What to do:
Leave out the pictures and retype exactly the lines from the one with "What's the underlying" through the end of the records.
▶
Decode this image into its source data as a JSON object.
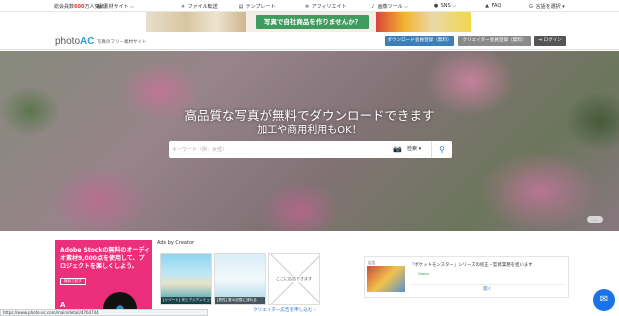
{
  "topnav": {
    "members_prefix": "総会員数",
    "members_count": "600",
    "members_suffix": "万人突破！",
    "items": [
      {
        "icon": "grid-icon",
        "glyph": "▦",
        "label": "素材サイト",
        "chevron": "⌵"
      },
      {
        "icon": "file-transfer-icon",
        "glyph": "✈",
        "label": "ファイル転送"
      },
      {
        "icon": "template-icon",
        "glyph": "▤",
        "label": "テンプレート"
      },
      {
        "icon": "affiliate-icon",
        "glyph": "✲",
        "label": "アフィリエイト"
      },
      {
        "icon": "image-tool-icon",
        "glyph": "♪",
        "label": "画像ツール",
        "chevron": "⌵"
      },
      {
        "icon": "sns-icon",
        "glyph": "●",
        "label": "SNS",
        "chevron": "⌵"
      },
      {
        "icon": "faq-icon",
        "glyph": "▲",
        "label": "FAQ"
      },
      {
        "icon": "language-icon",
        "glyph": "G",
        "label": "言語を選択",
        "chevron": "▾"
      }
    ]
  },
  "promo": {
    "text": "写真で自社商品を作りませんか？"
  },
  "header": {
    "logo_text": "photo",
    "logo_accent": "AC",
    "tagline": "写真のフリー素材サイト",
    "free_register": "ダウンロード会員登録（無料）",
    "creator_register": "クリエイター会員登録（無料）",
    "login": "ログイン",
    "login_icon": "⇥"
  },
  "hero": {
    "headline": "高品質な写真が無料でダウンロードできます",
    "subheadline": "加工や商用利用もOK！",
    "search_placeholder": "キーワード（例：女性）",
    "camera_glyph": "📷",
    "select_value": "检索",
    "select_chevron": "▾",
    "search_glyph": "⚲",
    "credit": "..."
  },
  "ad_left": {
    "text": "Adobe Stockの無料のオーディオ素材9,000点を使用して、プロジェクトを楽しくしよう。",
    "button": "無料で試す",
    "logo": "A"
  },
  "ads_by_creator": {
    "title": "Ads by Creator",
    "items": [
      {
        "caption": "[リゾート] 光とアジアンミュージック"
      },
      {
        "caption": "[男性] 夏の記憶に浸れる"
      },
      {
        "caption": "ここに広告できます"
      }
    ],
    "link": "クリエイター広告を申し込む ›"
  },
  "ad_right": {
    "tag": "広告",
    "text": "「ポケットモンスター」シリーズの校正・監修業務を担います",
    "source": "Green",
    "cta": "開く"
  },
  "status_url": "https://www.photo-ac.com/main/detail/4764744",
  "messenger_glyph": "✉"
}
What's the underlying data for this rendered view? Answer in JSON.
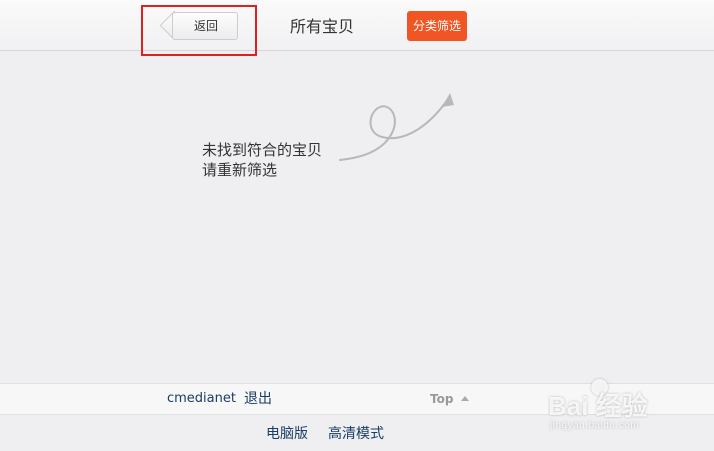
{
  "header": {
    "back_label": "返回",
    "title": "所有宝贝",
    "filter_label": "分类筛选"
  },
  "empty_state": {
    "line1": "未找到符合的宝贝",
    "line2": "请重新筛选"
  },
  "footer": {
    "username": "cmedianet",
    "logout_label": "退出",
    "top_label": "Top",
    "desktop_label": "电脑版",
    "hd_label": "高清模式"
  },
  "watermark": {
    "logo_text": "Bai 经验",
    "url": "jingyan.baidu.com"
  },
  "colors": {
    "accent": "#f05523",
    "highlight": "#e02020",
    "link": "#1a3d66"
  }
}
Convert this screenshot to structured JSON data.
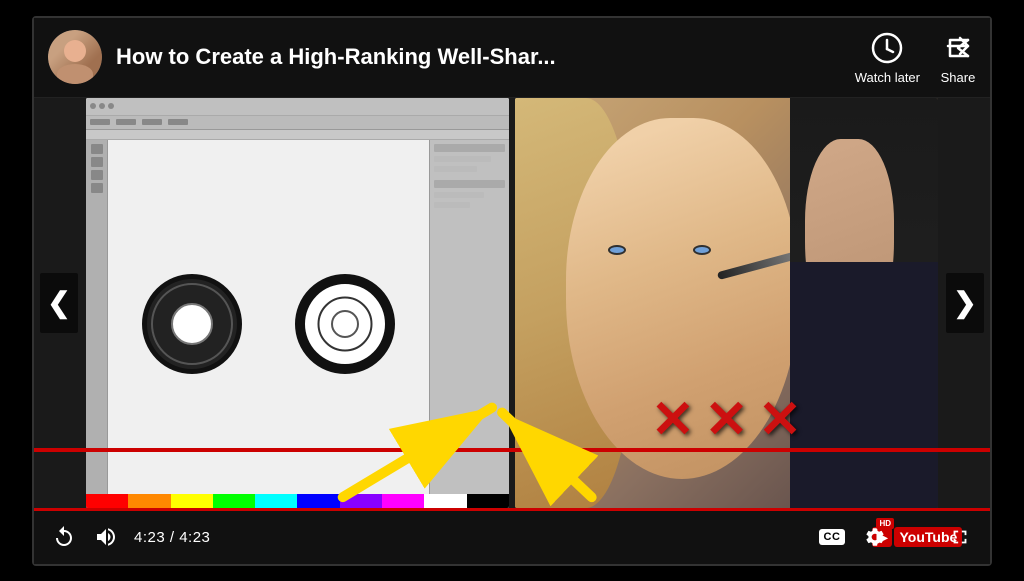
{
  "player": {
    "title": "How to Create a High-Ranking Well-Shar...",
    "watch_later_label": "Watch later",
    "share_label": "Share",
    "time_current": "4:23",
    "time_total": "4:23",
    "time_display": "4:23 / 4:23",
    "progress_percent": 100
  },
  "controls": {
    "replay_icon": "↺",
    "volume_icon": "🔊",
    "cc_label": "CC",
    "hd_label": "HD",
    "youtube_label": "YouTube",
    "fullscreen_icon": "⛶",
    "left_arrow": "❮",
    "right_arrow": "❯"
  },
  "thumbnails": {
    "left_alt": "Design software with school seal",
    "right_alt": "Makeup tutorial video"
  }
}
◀
Written answer:
What's the underlying data for this rendered view? Answer in JSON.
{
  "header": {
    "back_label": "返回",
    "title": "所有宝贝",
    "filter_label": "分类筛选"
  },
  "empty_state": {
    "line1": "未找到符合的宝贝",
    "line2": "请重新筛选"
  },
  "footer": {
    "username": "cmedianet",
    "logout_label": "退出",
    "top_label": "Top",
    "desktop_label": "电脑版",
    "hd_label": "高清模式"
  },
  "watermark": {
    "logo_text": "Bai 经验",
    "url": "jingyan.baidu.com"
  },
  "colors": {
    "accent": "#f05523",
    "highlight": "#e02020",
    "link": "#1a3d66"
  }
}
Convert this screenshot to structured JSON data.
{
  "player": {
    "title": "How to Create a High-Ranking Well-Shar...",
    "watch_later_label": "Watch later",
    "share_label": "Share",
    "time_current": "4:23",
    "time_total": "4:23",
    "time_display": "4:23 / 4:23",
    "progress_percent": 100
  },
  "controls": {
    "replay_icon": "↺",
    "volume_icon": "🔊",
    "cc_label": "CC",
    "hd_label": "HD",
    "youtube_label": "YouTube",
    "fullscreen_icon": "⛶",
    "left_arrow": "❮",
    "right_arrow": "❯"
  },
  "thumbnails": {
    "left_alt": "Design software with school seal",
    "right_alt": "Makeup tutorial video"
  }
}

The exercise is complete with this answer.